## Your task:
Copy the entries exactly. Their pictures do not belong in the copy.

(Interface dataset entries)
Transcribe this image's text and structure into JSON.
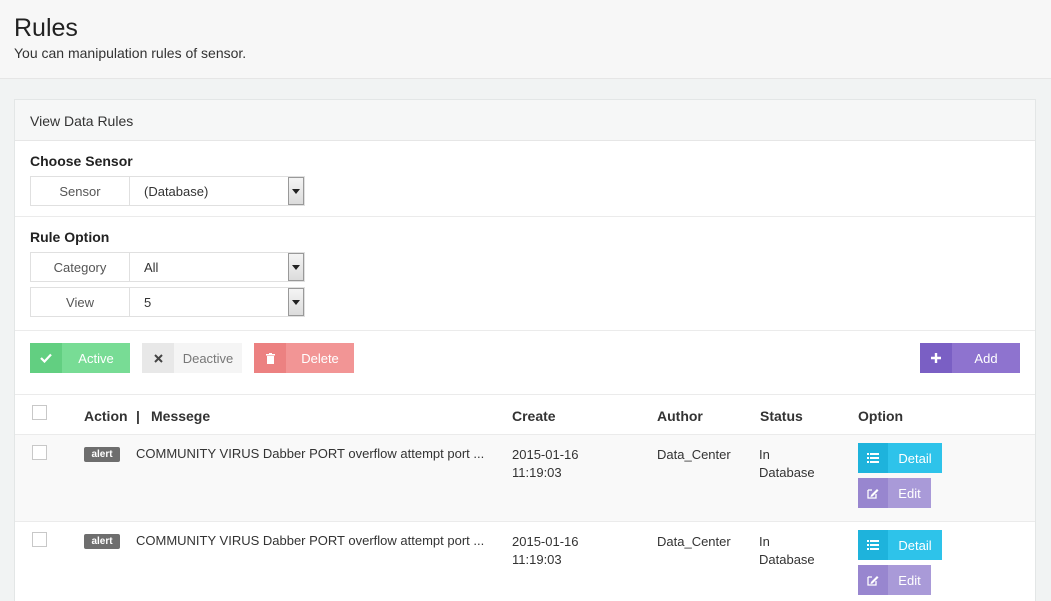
{
  "header": {
    "title": "Rules",
    "subtitle": "You can manipulation rules of sensor."
  },
  "panel": {
    "heading": "View Data Rules"
  },
  "choose_sensor": {
    "label": "Choose Sensor",
    "sensor_label": "Sensor",
    "sensor_value": "(Database)"
  },
  "rule_option": {
    "label": "Rule Option",
    "category_label": "Category",
    "category_value": "All",
    "view_label": "View",
    "view_value": "5"
  },
  "actions": {
    "active": "Active",
    "deactive": "Deactive",
    "delete": "Delete",
    "add": "Add"
  },
  "table": {
    "headers": {
      "action": "Action",
      "separator": "|",
      "message": "Messege",
      "create": "Create",
      "author": "Author",
      "status": "Status",
      "option": "Option"
    },
    "rows": [
      {
        "badge": "alert",
        "message": "COMMUNITY VIRUS Dabber PORT overflow attempt port ...",
        "create_date": "2015-01-16",
        "create_time": "11:19:03",
        "author": "Data_Center",
        "status_line1": "In",
        "status_line2": "Database",
        "detail_label": "Detail",
        "edit_label": "Edit"
      },
      {
        "badge": "alert",
        "message": "COMMUNITY VIRUS Dabber PORT overflow attempt port ...",
        "create_date": "2015-01-16",
        "create_time": "11:19:03",
        "author": "Data_Center",
        "status_line1": "In",
        "status_line2": "Database",
        "detail_label": "Detail",
        "edit_label": "Edit"
      }
    ]
  },
  "colors": {
    "active": "#78dc95",
    "delete": "#f29595",
    "add": "#8e73cf",
    "detail": "#2ec3ea",
    "edit": "#a99ad8"
  }
}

## Exercise response:
Transcribe this image's text and structure into JSON.
{
  "header": {
    "title": "Rules",
    "subtitle": "You can manipulation rules of sensor."
  },
  "panel": {
    "heading": "View Data Rules"
  },
  "choose_sensor": {
    "label": "Choose Sensor",
    "sensor_label": "Sensor",
    "sensor_value": "(Database)"
  },
  "rule_option": {
    "label": "Rule Option",
    "category_label": "Category",
    "category_value": "All",
    "view_label": "View",
    "view_value": "5"
  },
  "actions": {
    "active": "Active",
    "deactive": "Deactive",
    "delete": "Delete",
    "add": "Add"
  },
  "table": {
    "headers": {
      "action": "Action",
      "separator": "|",
      "message": "Messege",
      "create": "Create",
      "author": "Author",
      "status": "Status",
      "option": "Option"
    },
    "rows": [
      {
        "badge": "alert",
        "message": "COMMUNITY VIRUS Dabber PORT overflow attempt port ...",
        "create_date": "2015-01-16",
        "create_time": "11:19:03",
        "author": "Data_Center",
        "status_line1": "In",
        "status_line2": "Database",
        "detail_label": "Detail",
        "edit_label": "Edit"
      },
      {
        "badge": "alert",
        "message": "COMMUNITY VIRUS Dabber PORT overflow attempt port ...",
        "create_date": "2015-01-16",
        "create_time": "11:19:03",
        "author": "Data_Center",
        "status_line1": "In",
        "status_line2": "Database",
        "detail_label": "Detail",
        "edit_label": "Edit"
      }
    ]
  },
  "colors": {
    "active": "#78dc95",
    "delete": "#f29595",
    "add": "#8e73cf",
    "detail": "#2ec3ea",
    "edit": "#a99ad8"
  }
}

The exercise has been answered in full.